Jo Churchill, who was appointed waste minister in September, visited Walleys Quarry last week, when she met with the operators of the landfill as well as school children, residents' groups and Newcastle MP Aaron Bell to hear their concerns.
According to Stoke on Trent Live, Churchill said that within days of taking up her role Bell had written to her demanding a meeting to ensure she understood how important the issue was to the local community.
She also revealed she has received letters from children in the area, and that she understood the strength of feeling around the situation.
The Environment Agency (EA) is currently appealing a High Court ruling, which found that it had failed to protect the life of a five-year-old child in its regulation of the landfill.
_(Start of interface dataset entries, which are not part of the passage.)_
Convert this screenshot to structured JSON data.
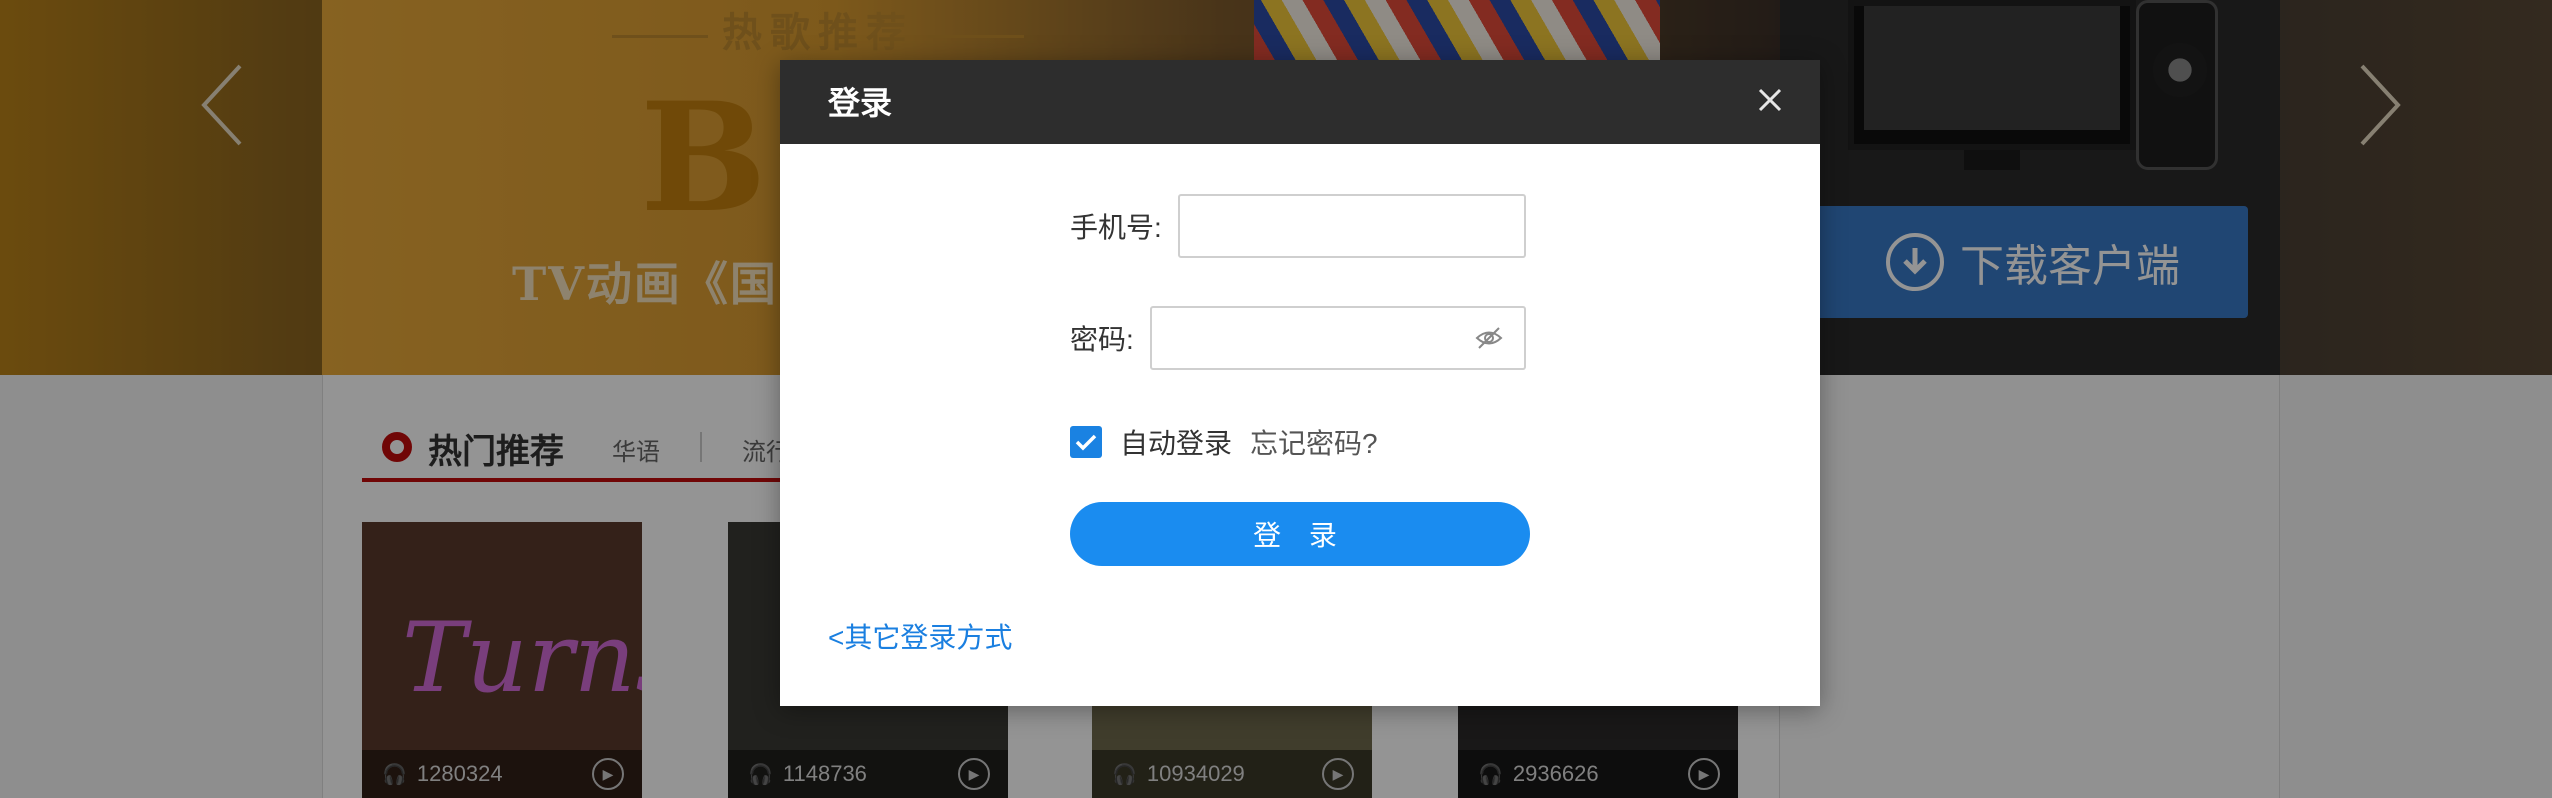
{
  "banner": {
    "subtitle": "热歌推荐",
    "big_text": "BC",
    "tv_text": "TV动画《国",
    "download_label": "下载客户端"
  },
  "section": {
    "title": "热门推荐",
    "tabs": [
      "华语",
      "流行"
    ]
  },
  "cards": [
    {
      "plays": "1280324",
      "cover_text": "Turns"
    },
    {
      "plays": "1148736"
    },
    {
      "plays": "10934029"
    },
    {
      "plays": "2936626"
    }
  ],
  "modal": {
    "title": "登录",
    "phone_label": "手机号:",
    "phone_value": "",
    "password_label": "密码:",
    "password_value": "",
    "auto_login_label": "自动登录",
    "auto_login_checked": true,
    "forgot_label": "忘记密码?",
    "login_button": "登 录",
    "other_login": "<其它登录方式"
  },
  "colors": {
    "accent": "#1a8cf0",
    "checkbox": "#1a82e2",
    "header_bg": "#2d2d2d",
    "section_red": "#c20c0c",
    "link_blue": "#1a7fe0"
  },
  "icons": {
    "close": "close-icon",
    "eye": "eye-hidden-icon",
    "check": "check-icon",
    "prev": "chevron-left-icon",
    "next": "chevron-right-icon",
    "download": "download-icon",
    "headphones": "headphones-icon",
    "play": "play-icon"
  }
}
Churchill said she would hold the regulator to account, as well as support it in taking appropriate action, while also challenging the operator to address the issue.
She said she wanted to see long-term solutions to the issues at Walleys Quarry, which she acknowledged had been happening for a long time.
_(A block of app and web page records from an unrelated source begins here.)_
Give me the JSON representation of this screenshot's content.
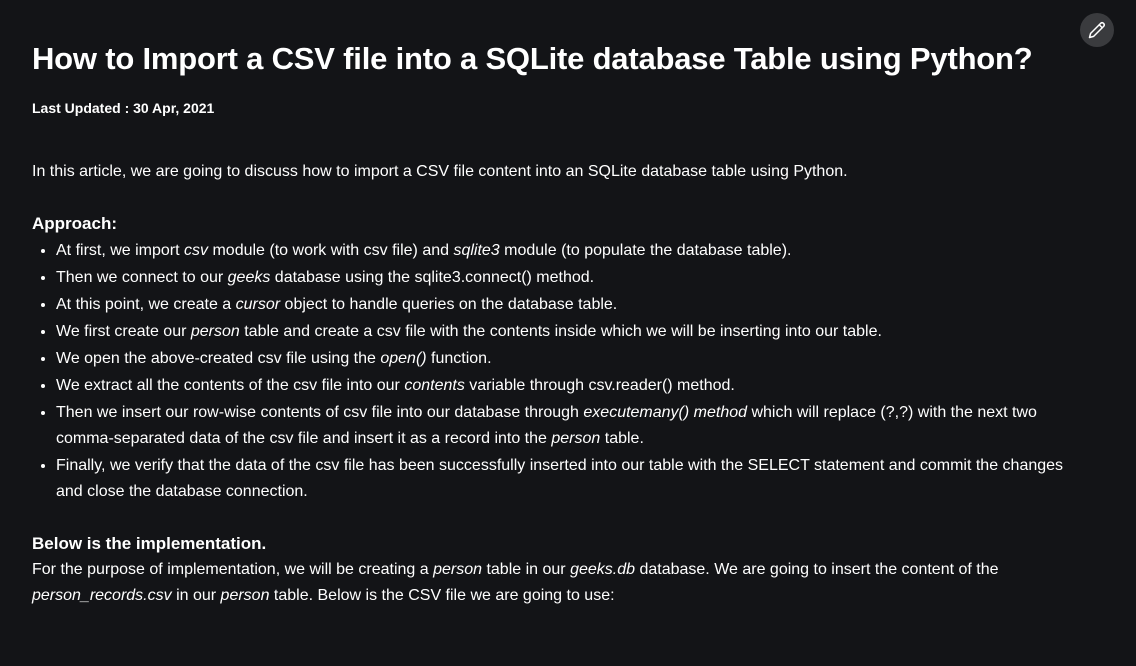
{
  "header": {
    "title": "How to Import a CSV file into a SQLite database Table using Python?",
    "last_updated": "Last Updated : 30 Apr, 2021",
    "edit_icon": "pencil-icon"
  },
  "article": {
    "intro": "In this article, we are going to discuss how to import a CSV file content into an SQLite database table using Python.",
    "approach_heading": "Approach:",
    "steps": [
      {
        "p1": "At first, we import ",
        "i1": "csv",
        "p2": " module (to work with csv file) and ",
        "i2": "sqlite3",
        "p3": " module (to populate the database table).",
        "i3": "",
        "p4": ""
      },
      {
        "p1": "Then we connect to our ",
        "i1": "geeks",
        "p2": " database using the sqlite3.connect() method.",
        "i2": "",
        "p3": "",
        "i3": "",
        "p4": ""
      },
      {
        "p1": "At this point, we create a ",
        "i1": "cursor",
        "p2": " object to handle queries on the database table.",
        "i2": "",
        "p3": "",
        "i3": "",
        "p4": ""
      },
      {
        "p1": "We first create our ",
        "i1": "person",
        "p2": " table and create a csv file with the contents inside which we will be inserting into our table.",
        "i2": "",
        "p3": "",
        "i3": "",
        "p4": ""
      },
      {
        "p1": "We open the above-created csv file using the ",
        "i1": "open()",
        "p2": " function.",
        "i2": "",
        "p3": "",
        "i3": "",
        "p4": ""
      },
      {
        "p1": "We extract all the contents of the csv file into our ",
        "i1": "contents",
        "p2": " variable through csv.reader() method.",
        "i2": "",
        "p3": "",
        "i3": "",
        "p4": ""
      },
      {
        "p1": "Then we insert our row-wise contents of csv file into our database through ",
        "i1": "executemany() method",
        "p2": " which will replace (?,?) with the next two comma-separated data of the csv file and insert it as a record into the ",
        "i2": "person",
        "p3": " table.",
        "i3": "",
        "p4": ""
      },
      {
        "p1": "Finally, we verify that the data of the csv file has been successfully inserted into our table with the SELECT statement and commit the changes and close the database connection.",
        "i1": "",
        "p2": "",
        "i2": "",
        "p3": "",
        "i3": "",
        "p4": ""
      }
    ],
    "impl_heading": "Below is the implementation.",
    "impl_para": {
      "p1": "For the purpose of implementation, we will be creating a ",
      "i1": "person",
      "p2": " table in our ",
      "i2": "geeks.db",
      "p3": " database. We are going to insert the content of the ",
      "i3": "person_records.csv",
      "p4": " in our ",
      "i4": "person",
      "p5": " table. Below is the CSV file we are going to use:"
    }
  }
}
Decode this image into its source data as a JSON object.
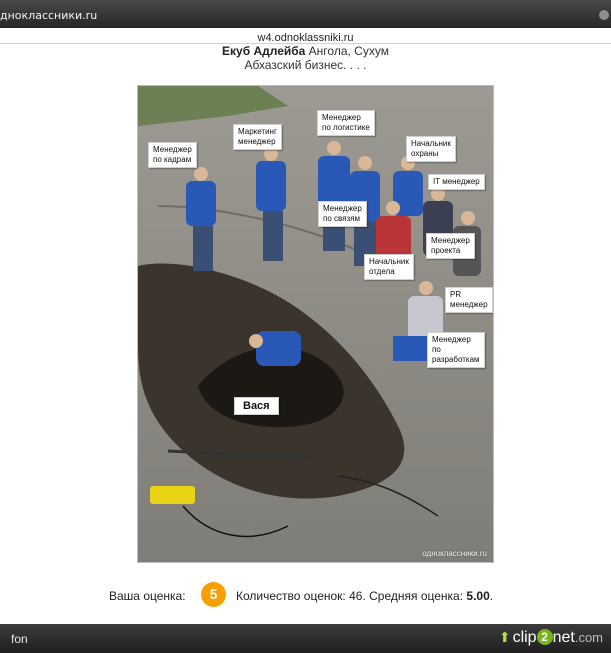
{
  "browser": {
    "tab_title": "дноклассники.ru",
    "url": "w4.odnoklassniki.ru"
  },
  "header": {
    "user_name": "Екуб Адлейба",
    "location": " Ангола, Сухум",
    "caption": "Абхазский бизнес. . . ."
  },
  "photo": {
    "labels": {
      "hr": "Менеджер\nпо кадрам",
      "marketing": "Маркетинг\nменеджер",
      "logistics": "Менеджер\nпо логистике",
      "security": "Начальник\nохраны",
      "it": "IT менеджер",
      "relations": "Менеджер\nпо связям",
      "project": "Менеджер\nпроекта",
      "dept_head": "Начальник\nотдела",
      "pr": "PR\nменеджер",
      "dev": "Менеджер\nпо\nразработкам",
      "vasya": "Вася"
    },
    "watermark": "одноклассники.ru"
  },
  "rating": {
    "your_label": "Ваша оценка:",
    "your_value": "5",
    "count_label": "Количество оценок: ",
    "count_value": "46",
    "avg_label": ". Средняя оценка: ",
    "avg_value": "5.00",
    "end": ".",
    "badge_color": "#f7a000"
  },
  "statusbar": {
    "left_text": "fon",
    "logo_prefix": "clip",
    "logo_mid": "2",
    "logo_suffix": "net",
    "logo_domain": ".com"
  }
}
She said: “I’ve met with the EA, I get reports from them weekly.
"I established that very rapidly — I want to know what’s going on, on this site, weekly. I think that puts a level of rigour into it.”
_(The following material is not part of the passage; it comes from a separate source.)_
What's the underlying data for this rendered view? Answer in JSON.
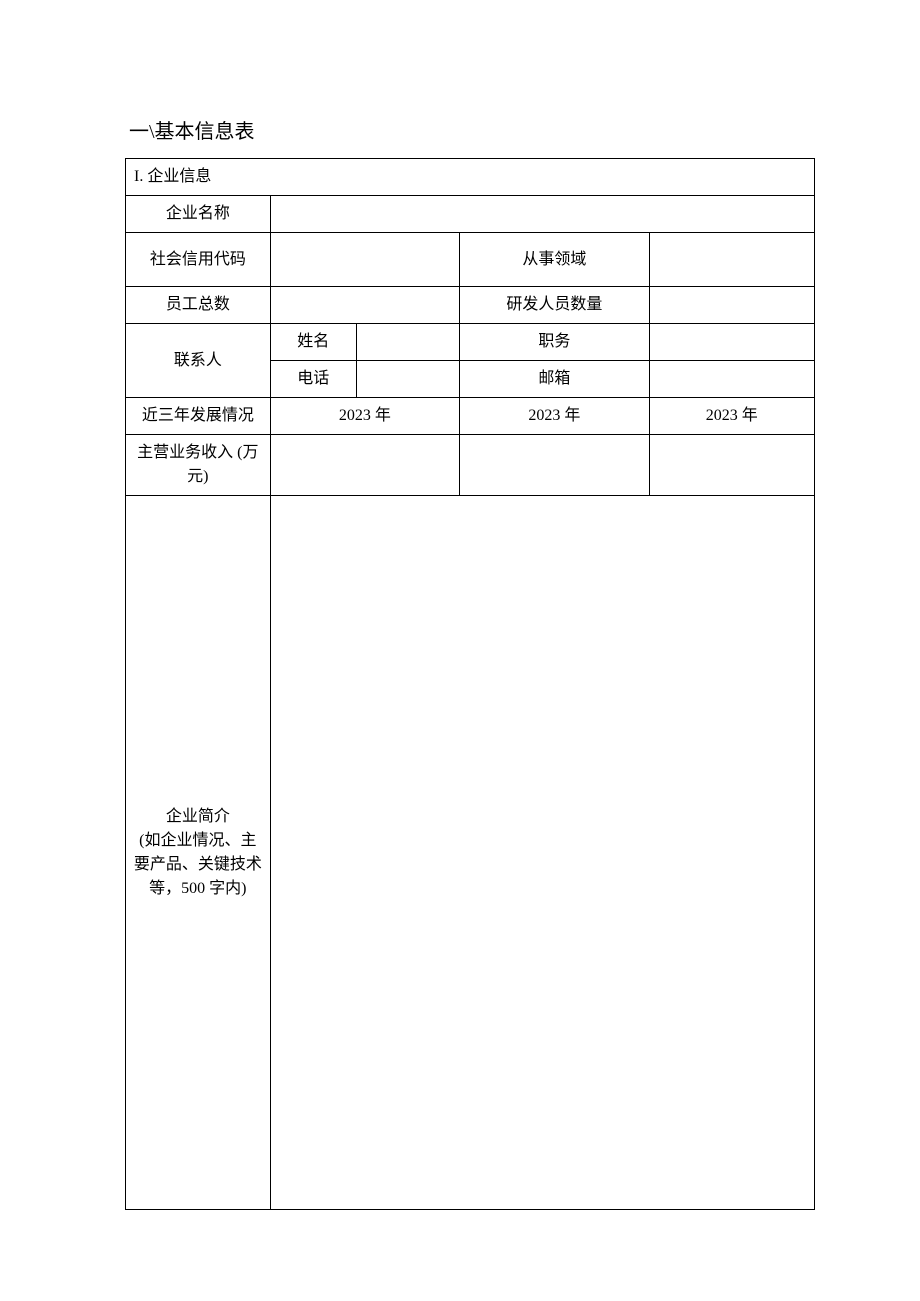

The latest weekly update from the regulator states that the amount of landfill gas captured and processed on site “remains at a very high rate with CLP, the gas contractor, running both engines on full power, generating around 2000KWh electricity — with two enclosed landfill gas flares operational on a 24/7 basis”.
The EA added: “Our action — and the improvements we’ve required Walleys Quarry Ltd to take since March 2021 — has seen a significant reduction in hydrogen sulphide escaping the site, but there is still more for Walleys Quarry Ltd to do in reducing hydrogen sulphide levels to those assessed to be safe by the UK Health Security Agency.”
Last week, ENDS revealed that levels of Hydrogen Sulphide H2S on site had been so high they had prevented EA staff from inspecting vast areas of the landfill.